Page and application data records:
- - -

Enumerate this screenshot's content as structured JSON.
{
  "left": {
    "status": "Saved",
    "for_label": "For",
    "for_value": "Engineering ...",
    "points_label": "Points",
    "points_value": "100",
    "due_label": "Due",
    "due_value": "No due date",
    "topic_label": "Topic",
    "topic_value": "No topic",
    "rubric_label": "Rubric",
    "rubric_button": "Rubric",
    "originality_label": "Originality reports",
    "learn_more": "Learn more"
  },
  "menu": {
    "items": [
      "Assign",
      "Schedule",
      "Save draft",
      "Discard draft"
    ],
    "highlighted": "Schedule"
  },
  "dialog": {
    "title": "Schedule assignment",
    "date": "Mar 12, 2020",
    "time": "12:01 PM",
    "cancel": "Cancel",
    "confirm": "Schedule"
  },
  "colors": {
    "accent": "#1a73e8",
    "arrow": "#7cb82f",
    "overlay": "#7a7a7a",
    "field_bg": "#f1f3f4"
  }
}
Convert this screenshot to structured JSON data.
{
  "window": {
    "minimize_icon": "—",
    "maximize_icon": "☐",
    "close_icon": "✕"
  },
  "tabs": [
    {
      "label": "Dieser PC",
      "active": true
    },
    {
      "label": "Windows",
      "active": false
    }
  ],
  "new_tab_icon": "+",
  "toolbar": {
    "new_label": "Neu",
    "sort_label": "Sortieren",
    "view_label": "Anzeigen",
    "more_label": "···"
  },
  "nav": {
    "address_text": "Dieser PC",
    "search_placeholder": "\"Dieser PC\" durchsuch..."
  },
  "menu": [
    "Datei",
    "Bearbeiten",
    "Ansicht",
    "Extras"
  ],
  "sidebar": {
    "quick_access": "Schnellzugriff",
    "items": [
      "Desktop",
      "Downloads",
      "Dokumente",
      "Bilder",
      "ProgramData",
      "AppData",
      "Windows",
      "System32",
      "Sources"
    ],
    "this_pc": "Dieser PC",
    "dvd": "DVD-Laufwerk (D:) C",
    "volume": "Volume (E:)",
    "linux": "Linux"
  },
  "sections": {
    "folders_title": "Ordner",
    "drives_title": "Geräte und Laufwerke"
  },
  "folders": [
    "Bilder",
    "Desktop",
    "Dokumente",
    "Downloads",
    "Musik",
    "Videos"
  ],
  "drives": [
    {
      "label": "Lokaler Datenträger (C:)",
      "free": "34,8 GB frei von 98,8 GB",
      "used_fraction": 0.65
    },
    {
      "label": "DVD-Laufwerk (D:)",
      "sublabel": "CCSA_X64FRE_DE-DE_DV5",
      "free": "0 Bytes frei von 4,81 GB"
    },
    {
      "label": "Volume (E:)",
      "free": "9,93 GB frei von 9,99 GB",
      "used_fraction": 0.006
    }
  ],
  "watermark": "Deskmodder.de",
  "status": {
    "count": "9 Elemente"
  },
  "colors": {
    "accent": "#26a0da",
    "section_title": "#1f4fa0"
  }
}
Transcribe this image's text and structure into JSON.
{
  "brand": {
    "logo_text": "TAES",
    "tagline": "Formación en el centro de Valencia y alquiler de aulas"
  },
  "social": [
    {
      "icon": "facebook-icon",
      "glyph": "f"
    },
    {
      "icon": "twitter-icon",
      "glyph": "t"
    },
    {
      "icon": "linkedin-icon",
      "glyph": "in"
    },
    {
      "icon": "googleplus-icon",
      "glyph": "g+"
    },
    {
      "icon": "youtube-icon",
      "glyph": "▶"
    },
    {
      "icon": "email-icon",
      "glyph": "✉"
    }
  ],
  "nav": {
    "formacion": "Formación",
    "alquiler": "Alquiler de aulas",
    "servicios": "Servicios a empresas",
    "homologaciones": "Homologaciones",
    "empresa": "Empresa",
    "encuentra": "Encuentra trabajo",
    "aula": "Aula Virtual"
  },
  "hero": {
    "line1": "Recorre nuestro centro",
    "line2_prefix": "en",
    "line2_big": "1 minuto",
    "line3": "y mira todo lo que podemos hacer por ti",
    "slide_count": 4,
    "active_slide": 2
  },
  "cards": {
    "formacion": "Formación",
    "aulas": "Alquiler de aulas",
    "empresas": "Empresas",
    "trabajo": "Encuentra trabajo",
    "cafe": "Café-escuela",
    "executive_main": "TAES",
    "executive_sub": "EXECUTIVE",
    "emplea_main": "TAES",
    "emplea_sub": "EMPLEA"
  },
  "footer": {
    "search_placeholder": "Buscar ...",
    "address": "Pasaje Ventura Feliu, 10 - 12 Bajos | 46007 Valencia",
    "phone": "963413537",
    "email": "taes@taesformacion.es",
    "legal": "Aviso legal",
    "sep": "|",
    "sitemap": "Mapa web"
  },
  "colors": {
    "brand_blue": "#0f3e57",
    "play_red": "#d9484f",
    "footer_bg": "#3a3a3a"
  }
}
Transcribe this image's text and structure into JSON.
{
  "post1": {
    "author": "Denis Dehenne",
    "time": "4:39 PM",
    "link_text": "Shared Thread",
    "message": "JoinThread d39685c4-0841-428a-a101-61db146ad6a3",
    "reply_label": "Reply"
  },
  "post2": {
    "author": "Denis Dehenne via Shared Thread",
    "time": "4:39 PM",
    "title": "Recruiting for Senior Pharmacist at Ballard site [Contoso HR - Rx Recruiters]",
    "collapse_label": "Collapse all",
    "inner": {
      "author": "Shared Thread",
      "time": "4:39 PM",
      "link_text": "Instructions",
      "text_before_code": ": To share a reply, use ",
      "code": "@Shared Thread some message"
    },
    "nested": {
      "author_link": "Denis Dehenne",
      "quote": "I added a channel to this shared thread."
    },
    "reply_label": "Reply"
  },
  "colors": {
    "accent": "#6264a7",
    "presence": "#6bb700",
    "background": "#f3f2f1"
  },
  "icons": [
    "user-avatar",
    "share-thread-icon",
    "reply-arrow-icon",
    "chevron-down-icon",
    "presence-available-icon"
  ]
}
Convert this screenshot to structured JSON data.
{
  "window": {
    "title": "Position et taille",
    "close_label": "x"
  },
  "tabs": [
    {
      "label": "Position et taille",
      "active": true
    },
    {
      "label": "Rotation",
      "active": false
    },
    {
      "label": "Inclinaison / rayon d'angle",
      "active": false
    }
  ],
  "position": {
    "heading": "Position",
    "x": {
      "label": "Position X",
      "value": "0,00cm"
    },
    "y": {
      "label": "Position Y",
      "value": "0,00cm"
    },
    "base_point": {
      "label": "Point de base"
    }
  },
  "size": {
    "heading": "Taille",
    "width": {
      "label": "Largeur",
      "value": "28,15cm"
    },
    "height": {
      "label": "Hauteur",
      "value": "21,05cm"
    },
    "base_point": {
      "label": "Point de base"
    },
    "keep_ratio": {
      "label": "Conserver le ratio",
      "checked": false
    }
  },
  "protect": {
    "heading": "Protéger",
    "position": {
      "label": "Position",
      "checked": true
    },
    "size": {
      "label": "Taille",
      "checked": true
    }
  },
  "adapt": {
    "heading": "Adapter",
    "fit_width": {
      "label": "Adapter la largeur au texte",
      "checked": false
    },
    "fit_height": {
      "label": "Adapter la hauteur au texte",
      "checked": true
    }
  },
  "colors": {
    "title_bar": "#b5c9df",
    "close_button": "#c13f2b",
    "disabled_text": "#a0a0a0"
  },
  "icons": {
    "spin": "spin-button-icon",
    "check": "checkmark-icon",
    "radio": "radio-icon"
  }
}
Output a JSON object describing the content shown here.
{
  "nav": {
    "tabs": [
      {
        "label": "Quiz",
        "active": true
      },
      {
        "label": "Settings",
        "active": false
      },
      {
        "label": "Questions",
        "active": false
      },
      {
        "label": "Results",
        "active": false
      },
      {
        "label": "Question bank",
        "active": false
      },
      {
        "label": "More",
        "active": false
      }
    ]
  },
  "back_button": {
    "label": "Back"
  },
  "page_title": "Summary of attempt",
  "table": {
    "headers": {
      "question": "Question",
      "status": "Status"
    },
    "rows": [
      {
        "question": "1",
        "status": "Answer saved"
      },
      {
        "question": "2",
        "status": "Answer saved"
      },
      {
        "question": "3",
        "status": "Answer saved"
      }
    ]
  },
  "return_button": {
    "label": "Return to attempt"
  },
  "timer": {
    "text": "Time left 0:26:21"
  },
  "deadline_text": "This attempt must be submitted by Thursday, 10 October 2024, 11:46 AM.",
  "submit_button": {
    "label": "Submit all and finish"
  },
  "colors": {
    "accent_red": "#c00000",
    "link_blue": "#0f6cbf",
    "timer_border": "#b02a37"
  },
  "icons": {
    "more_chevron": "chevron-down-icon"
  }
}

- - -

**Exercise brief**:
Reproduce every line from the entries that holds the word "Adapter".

**Solution to the problem**:
    "heading": "Adapter",
      "label": "Adapter la largeur au texte",
      "label": "Adapter la hauteur au texte",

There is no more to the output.